TASK MATERIAL:
━━━━━━━━━━━━━━━━

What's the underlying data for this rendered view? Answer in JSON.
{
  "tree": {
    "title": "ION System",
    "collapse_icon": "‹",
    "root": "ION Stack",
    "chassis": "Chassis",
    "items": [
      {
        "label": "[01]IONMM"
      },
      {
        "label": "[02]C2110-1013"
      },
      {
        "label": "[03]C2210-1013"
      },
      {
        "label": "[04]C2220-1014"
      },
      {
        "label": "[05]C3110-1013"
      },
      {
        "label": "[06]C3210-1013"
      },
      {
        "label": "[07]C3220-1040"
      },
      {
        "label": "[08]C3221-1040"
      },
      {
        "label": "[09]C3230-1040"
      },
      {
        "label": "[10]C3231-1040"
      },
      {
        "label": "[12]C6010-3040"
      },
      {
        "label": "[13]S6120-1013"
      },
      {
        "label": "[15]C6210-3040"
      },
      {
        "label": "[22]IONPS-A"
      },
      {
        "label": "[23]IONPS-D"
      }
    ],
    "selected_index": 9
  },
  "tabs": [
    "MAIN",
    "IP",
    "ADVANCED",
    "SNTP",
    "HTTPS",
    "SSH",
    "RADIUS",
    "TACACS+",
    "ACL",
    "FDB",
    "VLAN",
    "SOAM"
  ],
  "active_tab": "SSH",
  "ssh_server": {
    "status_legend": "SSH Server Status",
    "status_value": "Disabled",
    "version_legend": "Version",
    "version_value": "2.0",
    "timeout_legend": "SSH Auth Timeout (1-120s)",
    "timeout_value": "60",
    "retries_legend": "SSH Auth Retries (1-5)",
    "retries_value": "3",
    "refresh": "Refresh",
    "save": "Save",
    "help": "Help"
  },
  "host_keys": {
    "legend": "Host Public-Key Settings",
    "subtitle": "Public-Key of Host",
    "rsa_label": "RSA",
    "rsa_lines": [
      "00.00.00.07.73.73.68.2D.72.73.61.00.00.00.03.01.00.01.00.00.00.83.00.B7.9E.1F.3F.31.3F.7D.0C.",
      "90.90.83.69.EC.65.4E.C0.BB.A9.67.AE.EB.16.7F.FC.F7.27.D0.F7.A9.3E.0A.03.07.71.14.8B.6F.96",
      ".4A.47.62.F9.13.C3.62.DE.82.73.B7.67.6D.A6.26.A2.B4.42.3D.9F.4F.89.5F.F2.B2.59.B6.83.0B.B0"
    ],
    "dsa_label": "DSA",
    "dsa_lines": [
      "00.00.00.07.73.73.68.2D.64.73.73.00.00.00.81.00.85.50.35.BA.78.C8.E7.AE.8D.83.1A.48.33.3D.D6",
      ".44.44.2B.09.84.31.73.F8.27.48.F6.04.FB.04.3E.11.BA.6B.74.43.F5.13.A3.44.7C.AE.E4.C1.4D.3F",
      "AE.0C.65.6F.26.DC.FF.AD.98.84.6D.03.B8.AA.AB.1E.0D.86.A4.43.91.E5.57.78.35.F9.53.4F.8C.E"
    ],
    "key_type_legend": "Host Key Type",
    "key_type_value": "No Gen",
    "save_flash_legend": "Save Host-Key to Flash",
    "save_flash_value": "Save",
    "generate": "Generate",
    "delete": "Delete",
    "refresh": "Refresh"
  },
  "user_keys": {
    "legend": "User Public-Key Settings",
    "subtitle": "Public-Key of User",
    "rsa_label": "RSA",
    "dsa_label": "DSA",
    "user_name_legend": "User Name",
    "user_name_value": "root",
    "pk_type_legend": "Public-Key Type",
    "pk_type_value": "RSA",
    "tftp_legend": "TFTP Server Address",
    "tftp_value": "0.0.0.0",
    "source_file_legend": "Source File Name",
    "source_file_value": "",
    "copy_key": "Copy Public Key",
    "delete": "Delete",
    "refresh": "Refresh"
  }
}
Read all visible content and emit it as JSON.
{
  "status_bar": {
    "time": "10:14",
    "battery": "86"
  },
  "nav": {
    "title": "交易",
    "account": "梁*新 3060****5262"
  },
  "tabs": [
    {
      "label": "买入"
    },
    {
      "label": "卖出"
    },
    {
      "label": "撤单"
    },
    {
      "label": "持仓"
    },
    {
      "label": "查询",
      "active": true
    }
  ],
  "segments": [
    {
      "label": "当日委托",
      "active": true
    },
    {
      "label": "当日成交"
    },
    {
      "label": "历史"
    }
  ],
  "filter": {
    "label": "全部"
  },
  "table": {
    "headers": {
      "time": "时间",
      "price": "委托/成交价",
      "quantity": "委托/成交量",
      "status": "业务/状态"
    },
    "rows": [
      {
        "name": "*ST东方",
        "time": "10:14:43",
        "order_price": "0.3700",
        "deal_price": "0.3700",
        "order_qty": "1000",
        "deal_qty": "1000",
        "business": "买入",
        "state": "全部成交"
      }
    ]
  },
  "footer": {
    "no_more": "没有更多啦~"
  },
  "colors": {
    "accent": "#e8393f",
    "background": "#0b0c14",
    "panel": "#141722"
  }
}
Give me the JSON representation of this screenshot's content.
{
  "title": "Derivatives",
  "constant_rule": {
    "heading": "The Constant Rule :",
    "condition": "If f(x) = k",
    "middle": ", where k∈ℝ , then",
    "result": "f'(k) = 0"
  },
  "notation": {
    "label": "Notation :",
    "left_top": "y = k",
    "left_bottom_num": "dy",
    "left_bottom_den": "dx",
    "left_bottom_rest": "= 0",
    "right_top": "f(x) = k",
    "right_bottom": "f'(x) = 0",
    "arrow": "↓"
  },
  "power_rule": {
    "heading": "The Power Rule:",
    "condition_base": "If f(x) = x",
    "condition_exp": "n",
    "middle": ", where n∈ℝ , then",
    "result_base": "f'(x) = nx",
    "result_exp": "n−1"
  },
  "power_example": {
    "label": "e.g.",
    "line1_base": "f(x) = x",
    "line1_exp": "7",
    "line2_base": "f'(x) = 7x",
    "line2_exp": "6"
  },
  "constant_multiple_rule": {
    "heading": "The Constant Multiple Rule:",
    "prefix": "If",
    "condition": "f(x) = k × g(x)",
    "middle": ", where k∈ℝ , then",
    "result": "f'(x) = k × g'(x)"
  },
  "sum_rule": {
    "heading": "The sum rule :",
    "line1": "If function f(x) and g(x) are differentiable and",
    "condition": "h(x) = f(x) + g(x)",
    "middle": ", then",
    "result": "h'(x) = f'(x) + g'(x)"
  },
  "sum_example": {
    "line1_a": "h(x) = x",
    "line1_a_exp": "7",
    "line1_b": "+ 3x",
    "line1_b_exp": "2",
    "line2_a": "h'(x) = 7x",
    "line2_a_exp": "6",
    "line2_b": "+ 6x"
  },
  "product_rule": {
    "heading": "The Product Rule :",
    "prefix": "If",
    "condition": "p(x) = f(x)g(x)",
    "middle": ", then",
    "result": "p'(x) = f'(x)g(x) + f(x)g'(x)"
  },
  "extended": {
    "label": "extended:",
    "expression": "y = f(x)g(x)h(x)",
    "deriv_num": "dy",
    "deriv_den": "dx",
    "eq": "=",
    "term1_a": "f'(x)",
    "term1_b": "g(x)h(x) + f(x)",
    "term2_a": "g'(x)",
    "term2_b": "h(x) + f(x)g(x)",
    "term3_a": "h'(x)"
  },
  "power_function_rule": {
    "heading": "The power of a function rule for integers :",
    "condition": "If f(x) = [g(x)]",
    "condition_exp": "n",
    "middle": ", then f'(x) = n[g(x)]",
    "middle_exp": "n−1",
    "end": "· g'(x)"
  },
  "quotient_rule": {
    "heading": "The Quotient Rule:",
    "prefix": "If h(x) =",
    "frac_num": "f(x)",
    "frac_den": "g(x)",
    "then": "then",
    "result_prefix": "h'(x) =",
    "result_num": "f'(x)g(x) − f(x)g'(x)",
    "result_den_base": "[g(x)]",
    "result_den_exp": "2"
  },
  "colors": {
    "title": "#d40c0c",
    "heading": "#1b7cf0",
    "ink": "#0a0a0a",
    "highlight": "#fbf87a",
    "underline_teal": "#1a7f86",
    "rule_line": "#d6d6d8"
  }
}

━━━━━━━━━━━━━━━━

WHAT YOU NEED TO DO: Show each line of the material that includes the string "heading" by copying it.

EXERCISE ANSWER:
    "heading": "The Constant Rule :",
    "heading": "The Power Rule:",
    "heading": "The Constant Multiple Rule:",
    "heading": "The sum rule :",
    "heading": "The Product Rule :",
    "heading": "The power of a function rule for integers :",
    "heading": "The Quotient Rule:",
    "heading": "#1b7cf0",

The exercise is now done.